There are many questions that Soroush’s theory does not answer, and instead of resolving, the theory actually makes things much more complicated and leaves us with questions some of which simply cannot even be answered.
We have tried to offer a really brief overview of critiques offered on Soroush, and with this we have completed our short series on the reality of revelation. There are many other discussions related to revelation which we did not have time to cover in our short series. Many people message me to ask me my own personal opinion on the matter, and while I do not wish to present my opinion in these short lessons, the truth of the matter is that revelation is a very complex phenomenon and requires far too much thought and reflection to come at a final conclusion. As we have already seen, every group has their set of arguments and each of those groups also have critiques and observations on them too, so this is a discussion that requires further reflection and engagement.

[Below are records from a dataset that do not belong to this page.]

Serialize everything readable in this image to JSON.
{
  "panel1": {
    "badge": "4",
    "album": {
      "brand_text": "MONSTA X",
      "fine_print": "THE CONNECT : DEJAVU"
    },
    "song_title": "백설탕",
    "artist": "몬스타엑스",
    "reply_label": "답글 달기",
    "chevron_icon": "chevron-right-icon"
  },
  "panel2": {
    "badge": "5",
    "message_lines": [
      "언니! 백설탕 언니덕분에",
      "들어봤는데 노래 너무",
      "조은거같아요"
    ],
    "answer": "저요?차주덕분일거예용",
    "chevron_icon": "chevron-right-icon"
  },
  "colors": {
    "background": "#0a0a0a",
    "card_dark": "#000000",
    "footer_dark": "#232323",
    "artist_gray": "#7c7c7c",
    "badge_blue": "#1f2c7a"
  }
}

We pray to Allah (swt) to grant us the opportunity to study further and I hope this short series opens up our mind and offers some new horizons for further engagement with this subject.
Sayyid Ali Imran studied in the seminary of Qom from 2012 to 2021, while also concurrently obtaining a M.A in Islamic Studies from The Islamic College of London in the summer of 2018. He continued his seminary studies in legal theory, jurisprudence and philosophy, eventually attending the advanced kharij of Usul and Fiqh in 2018. He is also a regular instructor for Mizan Institute.